Nadal has followed his own path from the beginning, with his uncle and coach Toni Nadal serving as his guide. He stayed at home to train on his beloved island of Majorca instead of joining other aspiring Spanish stars on the Spanish mainland. Contrary to his compatriots who played down Wimbledon, he declared that he loved playing on grass and wanted to win there one day.
Now he has won everywhere that matters most in the game that he once chose over soccer. At 24, he is three years younger than Federer was when he rounded out his Grand Slam collection at last year's French Open.
"Right now, he's the best player in the world, and he absolutely deserves this title," Djokovic said.
Though Nadal has now won nine Grand Slam singles titles to Federer's 16, a growing number in the game believe Nadal will challenge Federer's numbers.
"I think this victory says that we should stop talking about Federer being the greatest player of all time," said Mats Wilander, a former U.S. Open champion. "I truly believe that. We can say that Roger is, but there's no point in doing that until Nadal is done. It's already unfair to me to say Roger is because Rafa is beating him all the time on every surface and in the Slam finals."
Nadal holds a 14-7 career edge over Federer and a 5-2 edge in Grand Slam finals.
"He took it away," Djokovic said, "and he never gave me a chance to go back.
"He has the capabilities already now to become the best player ever. I think he's playing the best tennis that I've ever seen him play on hard courts. He has improved his serve drastically. And, of course, his baseline is as good as ever."
Nadal stretched his Grand Slam winning streak to 21 matches. Now Nadal heads to the Australian Open in January with a chance to claim a Rafa Slam of four consecutive major championships.
Nadal is the first left-hander to win the U.S. Open since John McEnroe in 1984.
"Nadal … is just proving each day, each year, that he's getting better," Djokovic said. "He has all the capabilities, everything he needs, to be the biggest ever."
women's doubles: Resuming play three points from defeat, Vania King and Yaroslava Shvedova saved a match point, forced a third-set tiebreaker and won the U.S. Open women's doubles title. They beat second-seeded Liezel Huber and Nadia Petrova 2-6, 6-4, 7-6 (7-4) in a match suspended Sunday because of rain.

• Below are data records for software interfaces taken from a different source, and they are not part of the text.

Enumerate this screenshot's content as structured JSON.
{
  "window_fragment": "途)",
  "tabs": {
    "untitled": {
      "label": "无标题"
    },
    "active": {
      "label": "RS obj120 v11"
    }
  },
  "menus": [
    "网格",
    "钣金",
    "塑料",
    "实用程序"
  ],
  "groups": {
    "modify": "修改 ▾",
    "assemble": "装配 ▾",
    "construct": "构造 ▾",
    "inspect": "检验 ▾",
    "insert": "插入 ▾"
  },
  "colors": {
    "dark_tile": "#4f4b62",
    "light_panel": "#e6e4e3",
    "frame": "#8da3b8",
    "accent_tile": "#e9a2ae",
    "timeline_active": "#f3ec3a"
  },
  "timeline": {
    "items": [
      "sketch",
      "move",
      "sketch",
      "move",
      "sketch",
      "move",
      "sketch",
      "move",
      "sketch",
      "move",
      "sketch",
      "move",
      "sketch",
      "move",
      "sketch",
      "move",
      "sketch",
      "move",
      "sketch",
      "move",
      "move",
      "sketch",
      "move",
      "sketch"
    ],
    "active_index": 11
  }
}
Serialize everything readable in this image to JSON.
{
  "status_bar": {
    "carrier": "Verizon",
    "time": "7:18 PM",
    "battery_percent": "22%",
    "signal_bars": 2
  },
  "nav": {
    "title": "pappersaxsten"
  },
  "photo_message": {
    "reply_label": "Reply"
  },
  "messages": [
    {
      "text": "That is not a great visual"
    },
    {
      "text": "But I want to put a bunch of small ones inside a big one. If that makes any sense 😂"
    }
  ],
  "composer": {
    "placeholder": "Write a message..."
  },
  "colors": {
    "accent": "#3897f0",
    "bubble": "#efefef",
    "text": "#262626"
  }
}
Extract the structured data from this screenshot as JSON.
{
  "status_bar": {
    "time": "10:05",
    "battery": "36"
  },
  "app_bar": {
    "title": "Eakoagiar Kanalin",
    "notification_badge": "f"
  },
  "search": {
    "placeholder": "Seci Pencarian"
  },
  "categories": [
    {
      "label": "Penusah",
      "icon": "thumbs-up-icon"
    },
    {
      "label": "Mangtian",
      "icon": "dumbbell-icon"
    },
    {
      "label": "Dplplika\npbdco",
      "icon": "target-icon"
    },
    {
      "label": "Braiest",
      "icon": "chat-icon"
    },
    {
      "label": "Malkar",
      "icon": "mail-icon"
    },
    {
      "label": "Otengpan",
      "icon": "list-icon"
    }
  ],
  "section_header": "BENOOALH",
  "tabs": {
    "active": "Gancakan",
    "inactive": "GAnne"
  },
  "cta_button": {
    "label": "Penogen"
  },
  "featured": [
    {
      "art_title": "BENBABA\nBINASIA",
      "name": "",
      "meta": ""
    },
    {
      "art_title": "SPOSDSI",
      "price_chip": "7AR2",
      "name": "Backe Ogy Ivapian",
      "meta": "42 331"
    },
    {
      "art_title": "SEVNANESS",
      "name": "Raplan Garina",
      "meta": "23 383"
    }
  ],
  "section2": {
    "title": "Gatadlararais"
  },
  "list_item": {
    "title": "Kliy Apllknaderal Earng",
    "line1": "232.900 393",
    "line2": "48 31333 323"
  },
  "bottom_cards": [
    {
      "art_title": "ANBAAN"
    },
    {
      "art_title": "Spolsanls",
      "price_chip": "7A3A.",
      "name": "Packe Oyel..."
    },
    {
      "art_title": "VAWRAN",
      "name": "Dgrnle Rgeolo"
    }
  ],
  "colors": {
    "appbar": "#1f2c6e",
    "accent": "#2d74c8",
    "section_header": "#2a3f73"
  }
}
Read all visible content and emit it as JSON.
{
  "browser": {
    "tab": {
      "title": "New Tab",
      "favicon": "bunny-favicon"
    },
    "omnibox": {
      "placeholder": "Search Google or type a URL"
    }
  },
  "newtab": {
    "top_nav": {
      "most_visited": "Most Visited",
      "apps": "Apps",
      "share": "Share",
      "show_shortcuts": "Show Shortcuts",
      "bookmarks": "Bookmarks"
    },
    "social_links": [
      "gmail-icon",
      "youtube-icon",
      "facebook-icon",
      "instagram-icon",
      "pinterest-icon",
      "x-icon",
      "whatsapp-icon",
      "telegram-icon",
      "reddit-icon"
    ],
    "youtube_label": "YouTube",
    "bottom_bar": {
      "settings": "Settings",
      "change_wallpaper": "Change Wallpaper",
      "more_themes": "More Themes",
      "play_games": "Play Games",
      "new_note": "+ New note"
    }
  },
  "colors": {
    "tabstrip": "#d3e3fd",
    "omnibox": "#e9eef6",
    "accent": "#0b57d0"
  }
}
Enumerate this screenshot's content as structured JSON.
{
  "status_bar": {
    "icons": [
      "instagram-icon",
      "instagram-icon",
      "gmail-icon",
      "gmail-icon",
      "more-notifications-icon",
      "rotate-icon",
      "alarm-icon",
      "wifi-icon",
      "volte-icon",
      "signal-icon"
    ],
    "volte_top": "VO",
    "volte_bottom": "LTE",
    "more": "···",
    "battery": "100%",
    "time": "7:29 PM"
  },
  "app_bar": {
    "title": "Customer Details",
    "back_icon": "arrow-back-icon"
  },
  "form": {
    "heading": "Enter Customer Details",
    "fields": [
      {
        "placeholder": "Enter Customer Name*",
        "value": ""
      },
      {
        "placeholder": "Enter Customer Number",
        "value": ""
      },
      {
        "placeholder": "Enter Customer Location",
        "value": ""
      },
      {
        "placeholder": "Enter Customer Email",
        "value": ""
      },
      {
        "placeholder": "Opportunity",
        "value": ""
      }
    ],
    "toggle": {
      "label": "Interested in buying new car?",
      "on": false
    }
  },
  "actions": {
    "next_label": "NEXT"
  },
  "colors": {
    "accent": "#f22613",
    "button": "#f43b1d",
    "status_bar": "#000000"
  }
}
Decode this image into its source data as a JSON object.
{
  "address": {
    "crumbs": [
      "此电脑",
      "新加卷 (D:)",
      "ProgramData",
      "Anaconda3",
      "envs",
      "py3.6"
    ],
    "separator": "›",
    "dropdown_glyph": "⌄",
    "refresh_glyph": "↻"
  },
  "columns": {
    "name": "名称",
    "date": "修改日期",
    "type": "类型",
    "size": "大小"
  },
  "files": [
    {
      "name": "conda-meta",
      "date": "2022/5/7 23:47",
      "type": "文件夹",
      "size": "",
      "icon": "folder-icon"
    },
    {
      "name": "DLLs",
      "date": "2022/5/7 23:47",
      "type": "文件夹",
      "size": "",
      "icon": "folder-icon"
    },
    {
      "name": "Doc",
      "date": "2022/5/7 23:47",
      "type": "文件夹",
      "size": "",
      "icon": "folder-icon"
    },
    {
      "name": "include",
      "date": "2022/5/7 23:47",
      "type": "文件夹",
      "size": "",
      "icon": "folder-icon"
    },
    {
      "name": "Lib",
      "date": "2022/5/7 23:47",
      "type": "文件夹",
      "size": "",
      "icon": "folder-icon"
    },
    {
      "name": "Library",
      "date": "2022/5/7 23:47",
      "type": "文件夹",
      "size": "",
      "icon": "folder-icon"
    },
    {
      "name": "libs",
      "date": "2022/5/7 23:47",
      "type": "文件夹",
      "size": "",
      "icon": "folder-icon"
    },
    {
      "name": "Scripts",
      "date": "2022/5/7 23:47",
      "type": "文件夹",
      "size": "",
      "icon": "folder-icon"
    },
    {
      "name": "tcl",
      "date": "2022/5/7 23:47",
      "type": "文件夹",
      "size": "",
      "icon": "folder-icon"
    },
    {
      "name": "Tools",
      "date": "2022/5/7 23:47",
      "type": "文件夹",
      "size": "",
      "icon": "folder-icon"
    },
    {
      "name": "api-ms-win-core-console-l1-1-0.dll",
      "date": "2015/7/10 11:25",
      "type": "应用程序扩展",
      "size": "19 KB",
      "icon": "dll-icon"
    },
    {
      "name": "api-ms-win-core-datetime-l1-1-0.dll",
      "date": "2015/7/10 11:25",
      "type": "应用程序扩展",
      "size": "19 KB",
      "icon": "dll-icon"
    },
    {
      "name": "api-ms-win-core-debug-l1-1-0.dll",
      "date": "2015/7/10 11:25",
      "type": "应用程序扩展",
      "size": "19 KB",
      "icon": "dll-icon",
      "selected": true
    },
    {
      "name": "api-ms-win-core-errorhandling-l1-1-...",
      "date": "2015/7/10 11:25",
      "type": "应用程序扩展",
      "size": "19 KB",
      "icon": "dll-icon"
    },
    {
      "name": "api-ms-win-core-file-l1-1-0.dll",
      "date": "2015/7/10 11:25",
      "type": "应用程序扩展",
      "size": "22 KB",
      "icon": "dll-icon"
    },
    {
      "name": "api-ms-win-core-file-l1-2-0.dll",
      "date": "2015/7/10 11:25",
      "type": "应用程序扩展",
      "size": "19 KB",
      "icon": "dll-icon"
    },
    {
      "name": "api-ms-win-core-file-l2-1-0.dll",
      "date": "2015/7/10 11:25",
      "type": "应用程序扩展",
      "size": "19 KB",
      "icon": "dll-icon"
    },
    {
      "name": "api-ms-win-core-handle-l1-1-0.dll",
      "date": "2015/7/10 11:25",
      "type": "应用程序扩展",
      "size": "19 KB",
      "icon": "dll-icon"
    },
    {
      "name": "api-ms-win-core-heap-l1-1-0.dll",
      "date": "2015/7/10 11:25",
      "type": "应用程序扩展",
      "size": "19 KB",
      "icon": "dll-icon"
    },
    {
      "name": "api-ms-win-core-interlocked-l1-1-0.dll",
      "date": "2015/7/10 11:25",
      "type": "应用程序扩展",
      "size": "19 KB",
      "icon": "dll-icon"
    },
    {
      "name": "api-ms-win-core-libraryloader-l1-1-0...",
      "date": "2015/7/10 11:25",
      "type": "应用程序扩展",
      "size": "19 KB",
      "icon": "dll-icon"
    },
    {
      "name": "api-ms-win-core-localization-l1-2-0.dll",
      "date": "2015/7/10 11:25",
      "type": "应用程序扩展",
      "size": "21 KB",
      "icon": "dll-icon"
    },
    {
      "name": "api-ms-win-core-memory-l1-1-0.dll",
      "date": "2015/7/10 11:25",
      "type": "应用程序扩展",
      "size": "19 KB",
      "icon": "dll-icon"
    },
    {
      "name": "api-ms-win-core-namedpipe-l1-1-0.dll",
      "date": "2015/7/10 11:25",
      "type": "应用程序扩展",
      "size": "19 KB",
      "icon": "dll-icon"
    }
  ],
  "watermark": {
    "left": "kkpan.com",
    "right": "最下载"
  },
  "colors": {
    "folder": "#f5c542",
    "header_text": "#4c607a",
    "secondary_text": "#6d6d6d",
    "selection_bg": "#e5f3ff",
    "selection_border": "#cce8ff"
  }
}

serena practicing: Serena Williams is back practicing after right foot surgery that kept her out of the U.S. Open. Her return to competition is unclear, but she plans to play for the United States in the Fed Cup final against Italy in November. She was moving comfortably in tall black boots Monday. "I'm in a different boot, not that hideous (walking) boot," Williams said.
Men's career Grand Slams
Roger Federer, 16: Australian (2004, 2006-07, 2010), French (2009), Wimbledon (2003-07, 2009), U.S. Open (2004-08)
Roy EmersoN, 12: Australian (1961, 1963-67), French (1963, 1968), Wimbledon (1964-65), U.S. (1961, 1964)
Rod Laver, 11: Australian (1960, 1962, 1969), French (1962, 1969), Wimbledon (1961-62, 1968-69), U.S. (1962, 1969)
Rafael Nadal, 9: Australian (2009), French (2005-08, 2010), Wimbledon (2008, 2010), U.S. (2010)
Andre Agassi, 8: Australian (1995, 2000-01, 2003), French (1999), Wimbledon (1992), U.S. (1994, 1999)
Fred Perry, 8: Australian (1934), French (1935), Wimbledon (1934-36), U.S. (1933-34, 1936)
Don Budge, 6: Australian (1938), French (1938), Wimbledon (1937-38), U.S. (1937-38)